So far so good, right? We really do not see a need to deviate much from the original predictions at this point, but perhaps we can offer a bit more focus for you.
Here is what we think you might see tomorrow:
- Business Associations crossed over with Professional Responsibility. Professional Responsibility is less likely to appear as a full-blown essay at this point, so it will either be a crossover, or it will be on PT B. As you likely know, when it is crossed over, one of the most logical host subjects is Business Associations.
- Crimes. Given that Criminal Procedure and theft crimes have been hit the most recently when Crimes has appeared (and it has been a little while), we think that crimes against the person, most likely homicide, is ripe for testing.
- Torts crossed over with Civil Procedure. This would round out our predictions and leave us with a perfect mark. That does not happen every time though. That said however, we would not at all be surprised by Civil Procedure returning in a Torts context. This could look like a 12(b)(6) or demurrer to a tort-based complaint, and you would need to test the sufficiency of the pleadings. Or it could be more parsed out like July 2009 Question 5. There, there was a quick nuisance call and injunction analysis, followed by a res judicata call, followed by a duty of confidentiality call. Remember that in California for res judicata, the "primary rights" approach is used—not the transactional approach relied on by the federal courts. Also remember that California is a code-pleading state.

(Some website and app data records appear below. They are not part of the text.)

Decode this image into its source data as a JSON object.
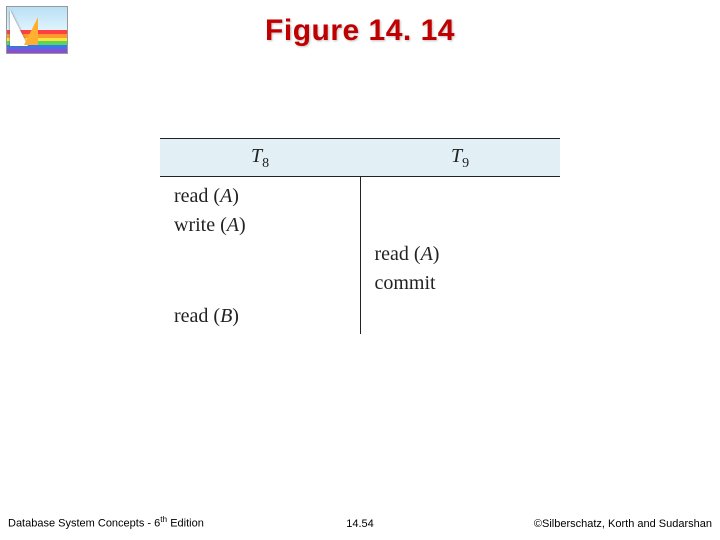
{
  "title": "Figure 14. 14",
  "table": {
    "headers": {
      "t8": "T",
      "t8_sub": "8",
      "t9": "T",
      "t9_sub": "9"
    },
    "rows": [
      {
        "left": "read (A)",
        "right": ""
      },
      {
        "left": "write (A)",
        "right": ""
      },
      {
        "left": "",
        "right": "read (A)"
      },
      {
        "left": "",
        "right": "commit"
      },
      {
        "left": "read (B)",
        "right": ""
      }
    ]
  },
  "footer": {
    "left_prefix": "Database System Concepts - 6",
    "left_suffix": " Edition",
    "left_sup": "th",
    "mid": "14.54",
    "right": "©Silberschatz, Korth and Sudarshan"
  }
}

Federal courts accept notice pleading, which is a lower standard.
Watch each of the clips for the remaining subjects in our playlist for the predicted specific issues, which you can access here.
We wish everyone the best tomorrow, and remember these are just predictions. You should be prepared for anything, and if you have put in the work, you will be.